Northeast (NE) Japan is one of the best regions to study tectonics of island arc because NE Japan has comparatively obvious island arc components, i.e., fore-arc, volcanic front, back-arc and back-arc basin. Therefore, many studies have focused on the tectonic evolution of NE Japan (e.g. Amano and Sato, 1989; Sato, 1992; Nakajima, 2013). However, there are a few quantitative investigations of the mountain uplift and denudation histories which are important for estimating tectonics of island arcs.

For measuring uplift or denudation rates, some techniques are available (e.g., GPS survey, elevation of terraces, and thermochronology). To estimate million-year-scale mountain uplift and denudation rates, thermochronology is among the most appropriate methods. Thermochronology can reconstruct the time-temperature relationship of rock/mineral samples, based on radiometric ages and closure temperatures specific to the combination of radiometric dating methods and target minerals. Furthermore, some assumptions enable discussion of mountain uplift and denudation histories. Although thermochronology has been successfully applied to orogens worldwide (Hermam et al., 2013), a small number of thermochronometric studies have been attempted in NE Japan (e.g. Sueoka et al., 2017, Fukuda et al., in press). Moreover, these previous studies focused on the denudation histories of the across-arc scale rather than individual geologic component, namely fore-arc, Ou backbone range and back-arc.

In this study, we focus on fore-arc side of NE Japan, i.e., Kitakami Mountains and Abukuma Mountains, at which granitic rocks are distributed extensively, providing preferable study areas to apply thermochronology. We adopted apatite fission-track (AFT), apatite (U-Th-Sm)/He (AHe) and zircon (Zr) U-Pb analyses. AFT ages were estimated at 66.8-39.1 Ma in Kitakami and 61.0-40.5 Ma in Abukuma. AHe ages were obtained at 51.2-36.1 Ma in Kitakami and 75.9-60.1 Ma in Abukuma. Zr U-Pb ages were calculated at 110.3-104.3 Ma in Abukuma. With our results and the ages obtained by the previous studies, we discuss age trend and denudation history.

In Kitakami Mountains, AFT ages become younger to the east. On the other hand, all AHe ages are approximately comparable with each other except for the oldest age obtained at the westernmost locality. In Abukuma Mountains, both AFT and AHe age trends change across Hatagawa fault zone (HFZ); the ages were younger at the west side of HFZ than at the east side. Assuming that geothermal gradient is uniform at all localities, westerly tilting uplift and subsequent change of the uplift style were suggested in Kitakami Mountains. In Abukuma Mountains, our age data can constrain the faulting history of HFZ.

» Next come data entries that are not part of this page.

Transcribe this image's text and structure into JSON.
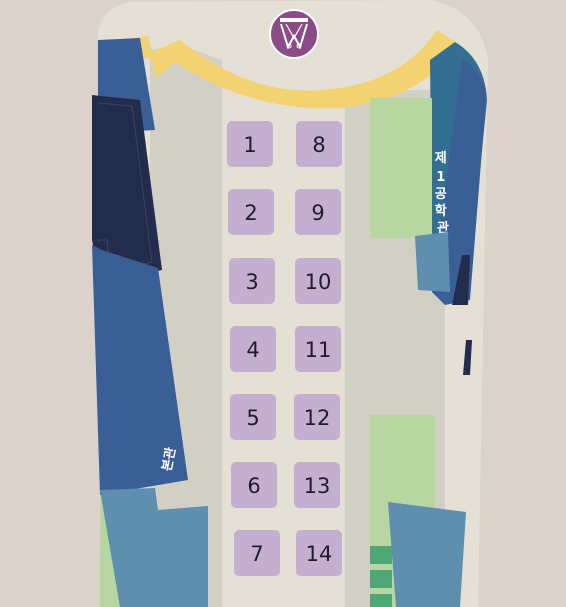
{
  "map": {
    "colors": {
      "background": "#dbd3cb",
      "campus_base": "#e5e0d6",
      "walkway": "#d2cfc5",
      "arc_path": "#f3d271",
      "booth": "#c4afd1",
      "booth_text": "#1f1c2c",
      "building_blue": "#3a5f97",
      "building_navy": "#232c4c",
      "building_teal": "#5e8fae",
      "building_steel": "#336f93",
      "lawn": "#b8d6a2",
      "green_steps": "#4ea874",
      "logo_bg": "#8a4b86"
    },
    "logo": {
      "icon": "university-emblem-icon"
    },
    "buildings": {
      "left_main": "본관",
      "right_engineering_lines": [
        "제",
        "1",
        "공",
        "학",
        "관"
      ]
    },
    "booths": [
      {
        "number": "1"
      },
      {
        "number": "2"
      },
      {
        "number": "3"
      },
      {
        "number": "4"
      },
      {
        "number": "5"
      },
      {
        "number": "6"
      },
      {
        "number": "7"
      },
      {
        "number": "8"
      },
      {
        "number": "9"
      },
      {
        "number": "10"
      },
      {
        "number": "11"
      },
      {
        "number": "12"
      },
      {
        "number": "13"
      },
      {
        "number": "14"
      }
    ]
  }
}
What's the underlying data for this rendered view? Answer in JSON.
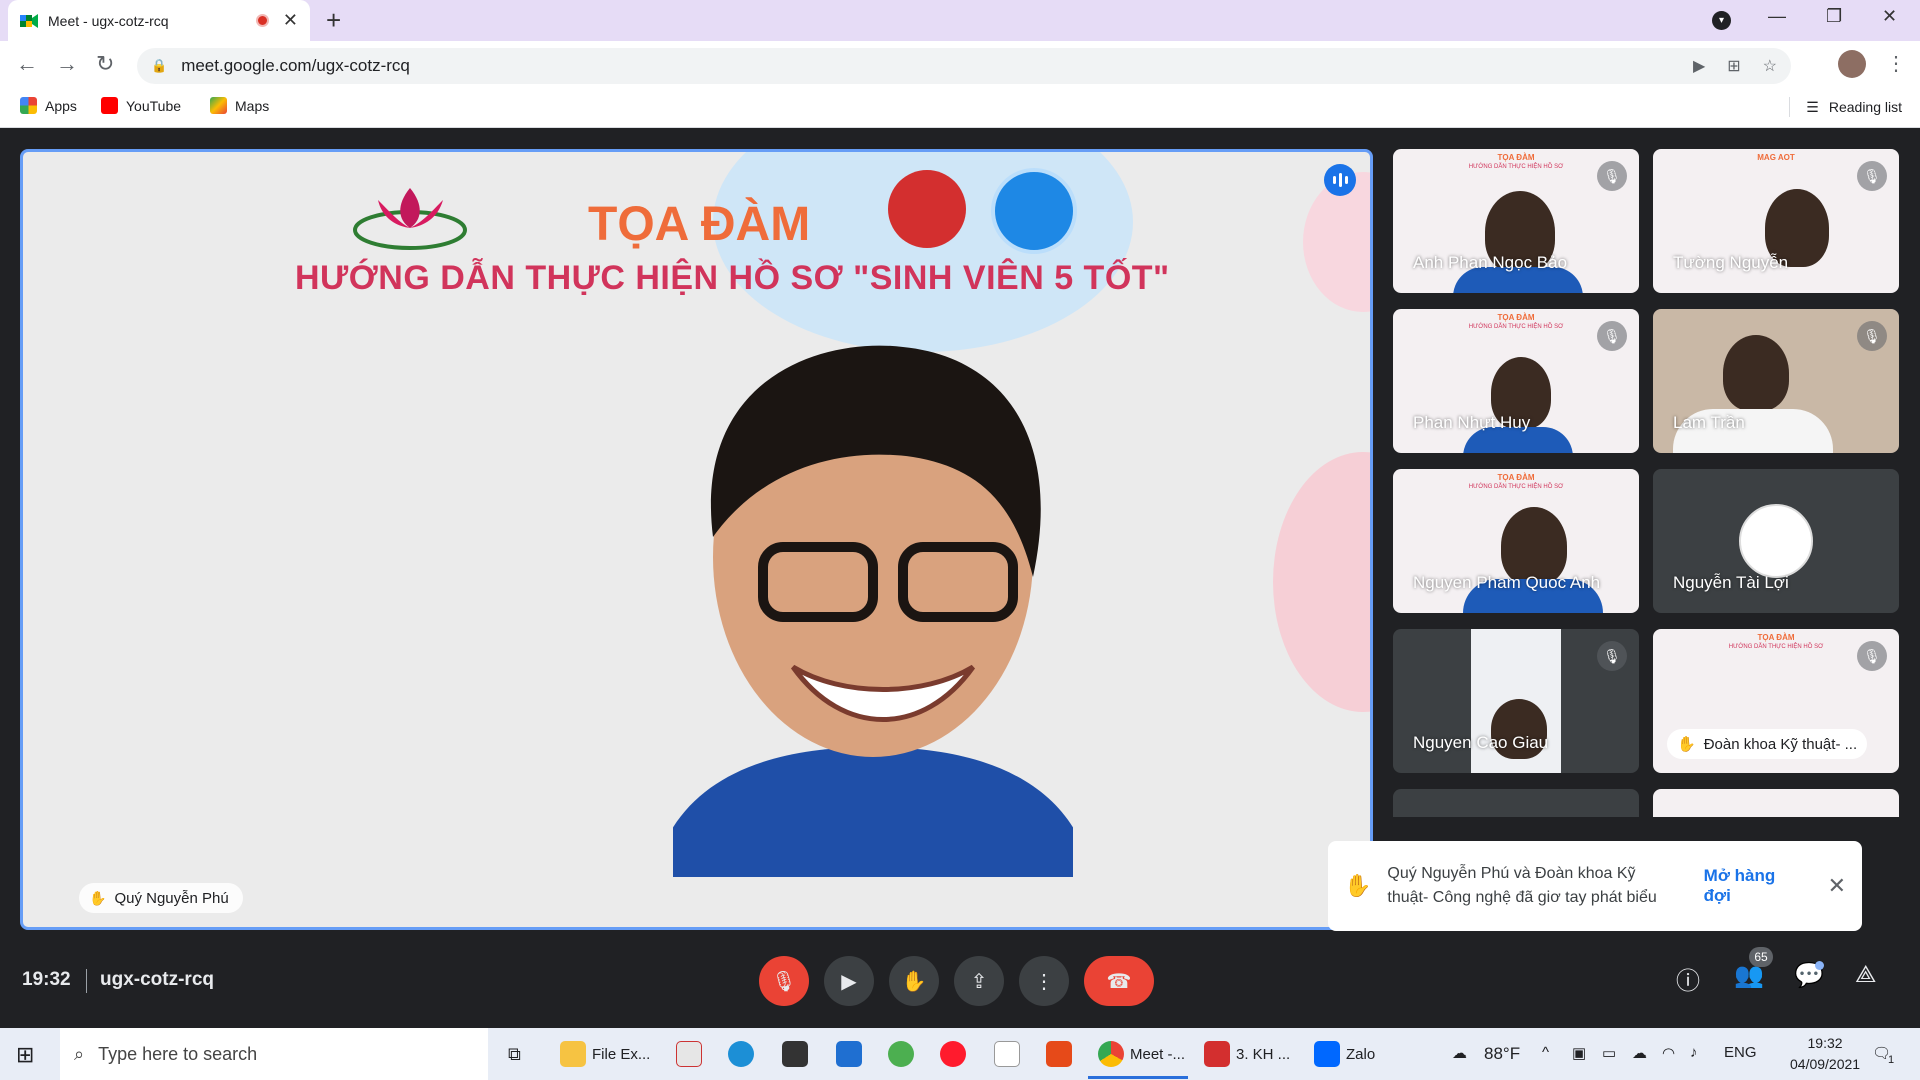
{
  "browser": {
    "tab_title": "Meet - ugx-cotz-rcq",
    "url": "meet.google.com/ugx-cotz-rcq",
    "bookmarks": [
      "Apps",
      "YouTube",
      "Maps"
    ],
    "reading_list": "Reading list"
  },
  "banner": {
    "title": "TỌA ĐÀM",
    "subtitle": "HƯỚNG DẪN THỰC HIỆN HỒ SƠ \"SINH VIÊN 5 TỐT\""
  },
  "main_tile": {
    "name": "Quý Nguyễn Phú"
  },
  "participants": [
    {
      "name": "Anh Phan Ngọc Bảo",
      "muted": true
    },
    {
      "name": "Tường Nguyễn",
      "muted": true
    },
    {
      "name": "Phan Nhựt Huy",
      "muted": true
    },
    {
      "name": "Lam Trần",
      "muted": true
    },
    {
      "name": "Nguyen Pham Quoc Anh",
      "muted": false
    },
    {
      "name": "Nguyễn Tài Lợi",
      "muted": false
    },
    {
      "name": "Nguyen Cao Giau",
      "muted": true
    },
    {
      "name": "Đoàn khoa Kỹ thuật- ...",
      "muted": true,
      "hand_raised": true
    }
  ],
  "toast": {
    "message": "Quý Nguyễn Phú và Đoàn khoa Kỹ thuật- Công nghệ đã giơ tay phát biểu",
    "action": "Mở hàng đợi"
  },
  "bottom_bar": {
    "time": "19:32",
    "meeting_code": "ugx-cotz-rcq",
    "people_count": "65"
  },
  "taskbar": {
    "search_placeholder": "Type here to search",
    "apps": [
      "File Ex...",
      "Meet -...",
      "3. KH ...",
      "Zalo"
    ],
    "weather": "88°F",
    "language": "ENG",
    "clock_time": "19:32",
    "clock_date": "04/09/2021",
    "notifications": "1"
  }
}
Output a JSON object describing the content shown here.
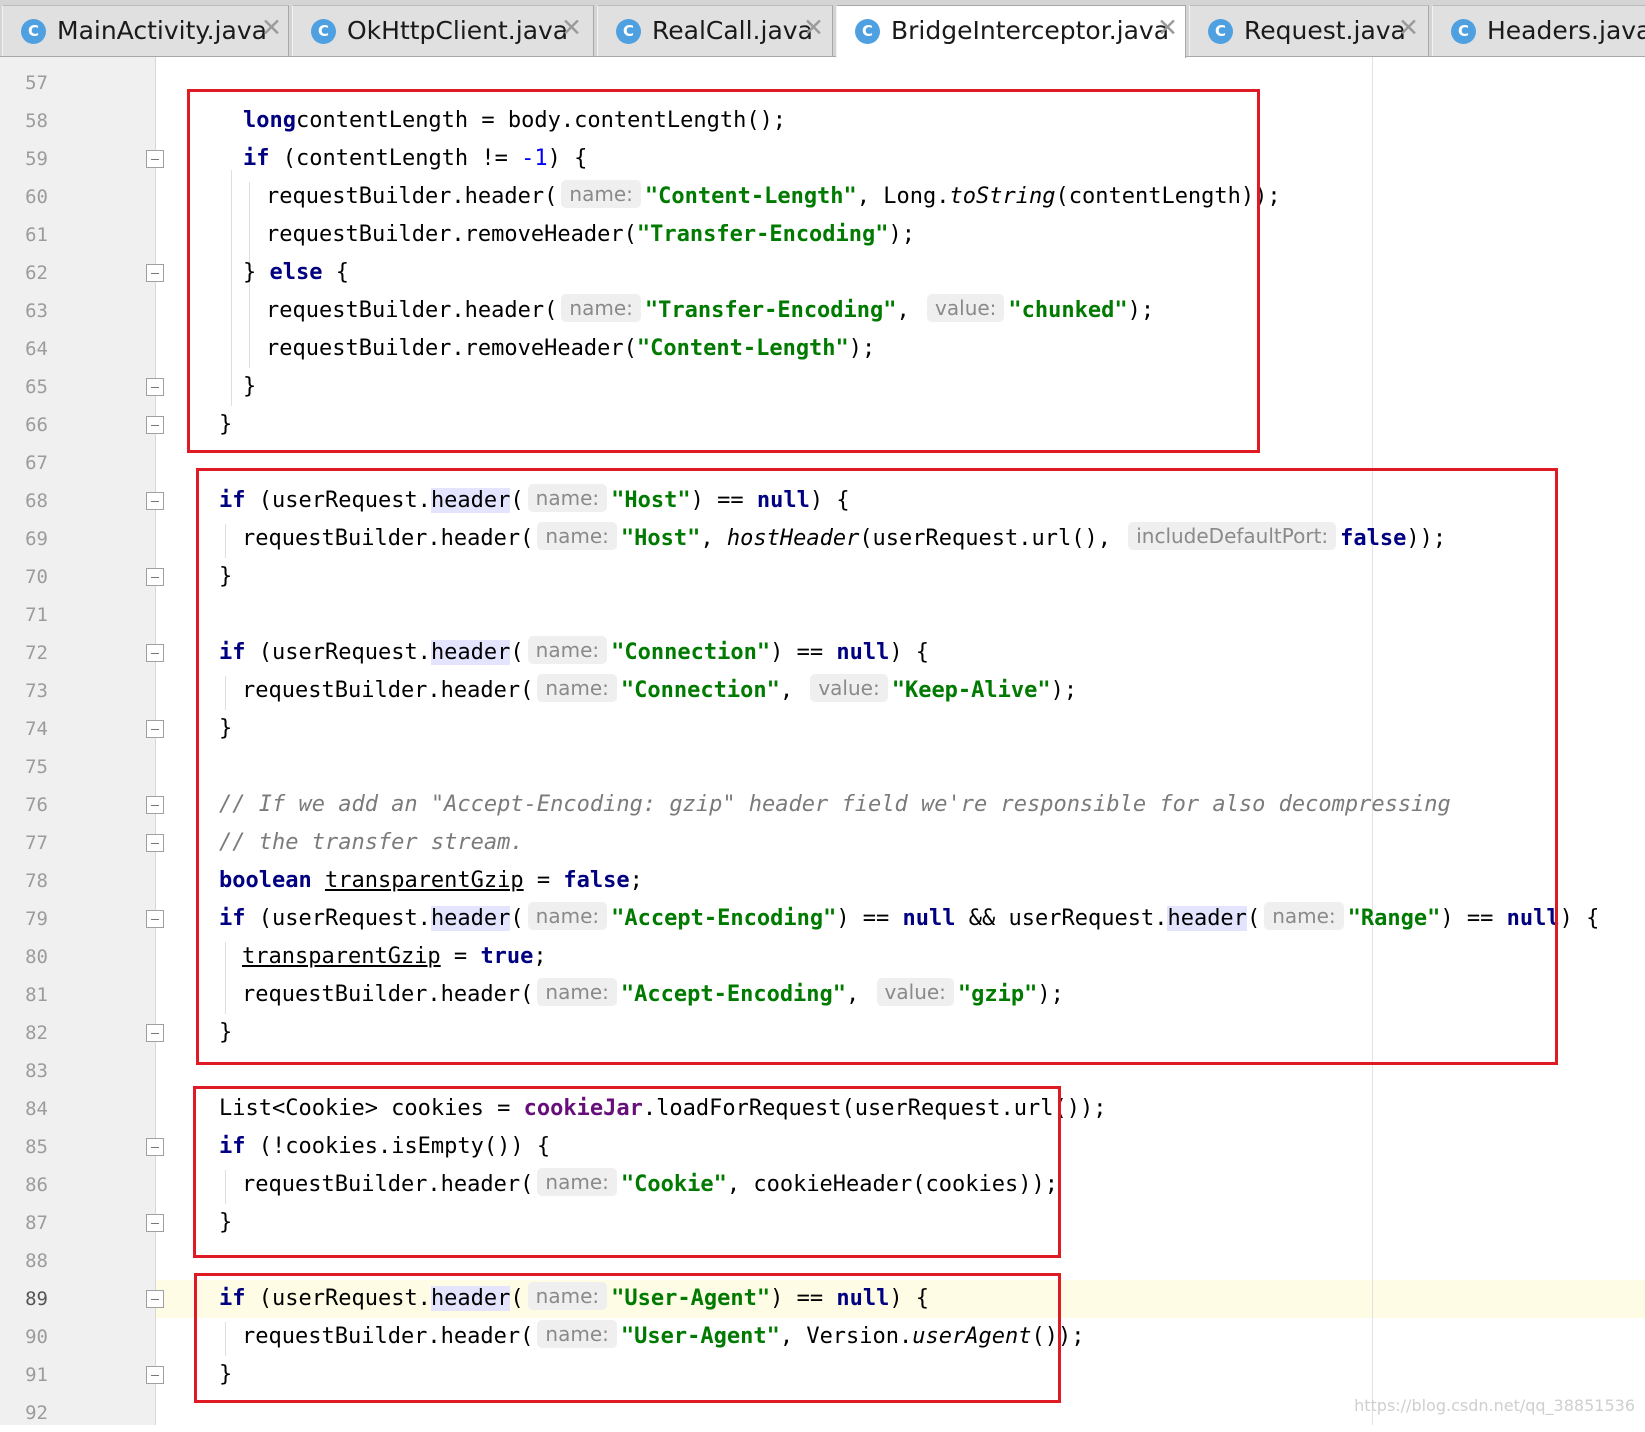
{
  "tabs": [
    {
      "label": "MainActivity.java",
      "icon": "java-class-icon",
      "icon_letter": "C",
      "closable": true,
      "active": false
    },
    {
      "label": "OkHttpClient.java",
      "icon": "java-class-icon",
      "icon_letter": "C",
      "closable": true,
      "active": false
    },
    {
      "label": "RealCall.java",
      "icon": "java-class-icon",
      "icon_letter": "C",
      "closable": true,
      "active": false
    },
    {
      "label": "BridgeInterceptor.java",
      "icon": "java-class-icon",
      "icon_letter": "C",
      "closable": true,
      "active": true
    },
    {
      "label": "Request.java",
      "icon": "java-class-icon",
      "icon_letter": "C",
      "closable": true,
      "active": false
    },
    {
      "label": "Headers.java",
      "icon": "java-class-icon",
      "icon_letter": "C",
      "closable": false,
      "active": false
    }
  ],
  "close_glyph": "✕",
  "editor": {
    "current_line": 89,
    "line_numbers": [
      "57",
      "58",
      "59",
      "60",
      "61",
      "62",
      "63",
      "64",
      "65",
      "66",
      "67",
      "68",
      "69",
      "70",
      "71",
      "72",
      "73",
      "74",
      "75",
      "76",
      "77",
      "78",
      "79",
      "80",
      "81",
      "82",
      "83",
      "84",
      "85",
      "86",
      "87",
      "88",
      "89",
      "90",
      "91",
      "92"
    ],
    "fold_marker_lines": [
      59,
      62,
      65,
      66,
      68,
      70,
      72,
      74,
      76,
      77,
      79,
      82,
      85,
      87,
      89,
      91
    ],
    "code": {
      "l58": [
        [
          "k",
          "long"
        ],
        [
          "",
          "contentLength = body.contentLength();"
        ]
      ],
      "l59": [
        [
          "k",
          "if"
        ],
        [
          "",
          " (contentLength != "
        ],
        [
          "n",
          "-1"
        ],
        [
          "",
          ") {"
        ]
      ],
      "l60": [
        [
          "",
          "requestBuilder.header("
        ],
        [
          "hint",
          "name:"
        ],
        [
          "s",
          "\"Content-Length\""
        ],
        [
          "",
          ", Long."
        ],
        [
          "it",
          "toString"
        ],
        [
          "",
          "(contentLength));"
        ]
      ],
      "l61": [
        [
          "",
          "requestBuilder.removeHeader("
        ],
        [
          "s",
          "\"Transfer-Encoding\""
        ],
        [
          "",
          ");"
        ]
      ],
      "l62": [
        [
          "",
          "} "
        ],
        [
          "k",
          "else"
        ],
        [
          "",
          " {"
        ]
      ],
      "l63": [
        [
          "",
          "requestBuilder.header("
        ],
        [
          "hint",
          "name:"
        ],
        [
          "s",
          "\"Transfer-Encoding\""
        ],
        [
          "",
          ", "
        ],
        [
          "hint",
          "value:"
        ],
        [
          "s",
          "\"chunked\""
        ],
        [
          "",
          ");"
        ]
      ],
      "l64": [
        [
          "",
          "requestBuilder.removeHeader("
        ],
        [
          "s",
          "\"Content-Length\""
        ],
        [
          "",
          ");"
        ]
      ],
      "l65": [
        [
          "",
          "}"
        ]
      ],
      "l66": [
        [
          "",
          "}"
        ]
      ],
      "l68": [
        [
          "k",
          "if"
        ],
        [
          "",
          " (userRequest."
        ],
        [
          "mark",
          "header"
        ],
        [
          "",
          "("
        ],
        [
          "hint",
          "name:"
        ],
        [
          "s",
          "\"Host\""
        ],
        [
          "",
          ") == "
        ],
        [
          "k",
          "null"
        ],
        [
          "",
          ") {"
        ]
      ],
      "l69": [
        [
          "",
          "requestBuilder.header("
        ],
        [
          "hint",
          "name:"
        ],
        [
          "s",
          "\"Host\""
        ],
        [
          "",
          ", "
        ],
        [
          "it",
          "hostHeader"
        ],
        [
          "",
          "(userRequest.url(), "
        ],
        [
          "hint",
          "includeDefaultPort:"
        ],
        [
          "k",
          "false"
        ],
        [
          "",
          "));"
        ]
      ],
      "l70": [
        [
          "",
          "}"
        ]
      ],
      "l72": [
        [
          "k",
          "if"
        ],
        [
          "",
          " (userRequest."
        ],
        [
          "mark",
          "header"
        ],
        [
          "",
          "("
        ],
        [
          "hint",
          "name:"
        ],
        [
          "s",
          "\"Connection\""
        ],
        [
          "",
          ") == "
        ],
        [
          "k",
          "null"
        ],
        [
          "",
          ") {"
        ]
      ],
      "l73": [
        [
          "",
          "requestBuilder.header("
        ],
        [
          "hint",
          "name:"
        ],
        [
          "s",
          "\"Connection\""
        ],
        [
          "",
          ", "
        ],
        [
          "hint",
          "value:"
        ],
        [
          "s",
          "\"Keep-Alive\""
        ],
        [
          "",
          ");"
        ]
      ],
      "l74": [
        [
          "",
          "}"
        ]
      ],
      "l76": [
        [
          "c",
          "// If we add an \"Accept-Encoding: gzip\" header field we're responsible for also decompressing"
        ]
      ],
      "l77": [
        [
          "c",
          "// the transfer stream."
        ]
      ],
      "l78": [
        [
          "k",
          "boolean"
        ],
        [
          "",
          " "
        ],
        [
          "u",
          "transparentGzip"
        ],
        [
          "",
          " = "
        ],
        [
          "k",
          "false"
        ],
        [
          "",
          ";"
        ]
      ],
      "l79": [
        [
          "k",
          "if"
        ],
        [
          "",
          " (userRequest."
        ],
        [
          "mark",
          "header"
        ],
        [
          "",
          "("
        ],
        [
          "hint",
          "name:"
        ],
        [
          "s",
          "\"Accept-Encoding\""
        ],
        [
          "",
          ") == "
        ],
        [
          "k",
          "null"
        ],
        [
          "",
          " && userRequest."
        ],
        [
          "mark",
          "header"
        ],
        [
          "",
          "("
        ],
        [
          "hint",
          "name:"
        ],
        [
          "s",
          "\"Range\""
        ],
        [
          "",
          ") == "
        ],
        [
          "k",
          "null"
        ],
        [
          "",
          ") {"
        ]
      ],
      "l80": [
        [
          "u",
          "transparentGzip"
        ],
        [
          "",
          " = "
        ],
        [
          "k",
          "true"
        ],
        [
          "",
          ";"
        ]
      ],
      "l81": [
        [
          "",
          "requestBuilder.header("
        ],
        [
          "hint",
          "name:"
        ],
        [
          "s",
          "\"Accept-Encoding\""
        ],
        [
          "",
          ", "
        ],
        [
          "hint",
          "value:"
        ],
        [
          "s",
          "\"gzip\""
        ],
        [
          "",
          ");"
        ]
      ],
      "l82": [
        [
          "",
          "}"
        ]
      ],
      "l84": [
        [
          "",
          "List<Cookie> cookies = "
        ],
        [
          "f",
          "cookieJar"
        ],
        [
          "",
          ".loadForRequest(userRequest.url());"
        ]
      ],
      "l85": [
        [
          "k",
          "if"
        ],
        [
          "",
          " (!cookies.isEmpty()) {"
        ]
      ],
      "l86": [
        [
          "",
          "requestBuilder.header("
        ],
        [
          "hint",
          "name:"
        ],
        [
          "s",
          "\"Cookie\""
        ],
        [
          "",
          ", cookieHeader(cookies));"
        ]
      ],
      "l87": [
        [
          "",
          "}"
        ]
      ],
      "l89": [
        [
          "k",
          "if"
        ],
        [
          "",
          " (userRequest."
        ],
        [
          "mark",
          "header"
        ],
        [
          "",
          "("
        ],
        [
          "hint",
          "name:"
        ],
        [
          "s",
          "\"User-Agent\""
        ],
        [
          "",
          ") == "
        ],
        [
          "k",
          "null"
        ],
        [
          "",
          ") {"
        ]
      ],
      "l90": [
        [
          "",
          "requestBuilder.header("
        ],
        [
          "hint",
          "name:"
        ],
        [
          "s",
          "\"User-Agent\""
        ],
        [
          "",
          ", Version."
        ],
        [
          "it",
          "userAgent"
        ],
        [
          "",
          "());"
        ]
      ],
      "l91": [
        [
          "",
          "}"
        ]
      ]
    }
  },
  "annotation_boxes": [
    "content-length-block",
    "host-connection-gzip-block",
    "cookie-block",
    "user-agent-block"
  ],
  "colors": {
    "keyword": "#000080",
    "string": "#007a00",
    "number": "#0000ff",
    "comment": "#7b7b7b",
    "field": "#660e7a",
    "annotation_box": "#e01a24",
    "current_line": "#fefce4"
  },
  "watermark": "https://blog.csdn.net/qq_38851536"
}
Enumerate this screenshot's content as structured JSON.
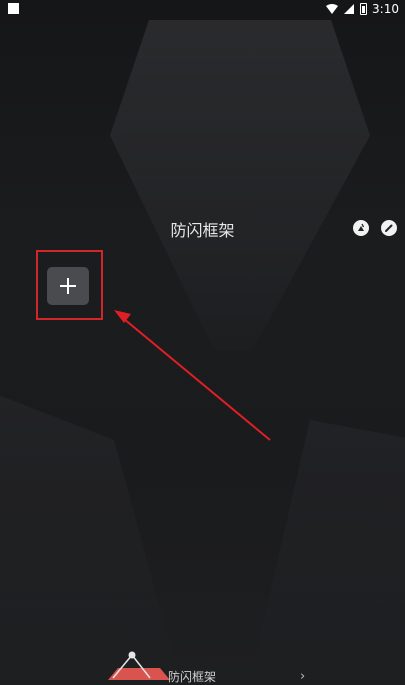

As future subjects, we are planning to conduct 1) improvement of accuracy and precision by further analyzing, 2) increasing number of sampling localities and employing other methods (e.g., cosmogenic nuclides analysis and ESR thermochronology), 3) applying thermal inverse modeling of AFT data to estimate more detailed thermal histories, 4) discussion of geothermal gradient, uplift model and tectonics model in Kitakami Mountains and Abukuma Mountains.

Acknowledgements: This study was carried out under a contract with METI (Ministry of Economy, Trade and Industry) as part of its R&D supporting program for developing geological disposal technology. This work was supported by the Grant-in-Aid for Scientific Research on Innovative Areas (KAKENHI No. 26109003) from the Ministry of Education, Culture, Sports, Science and Technology (MEXT).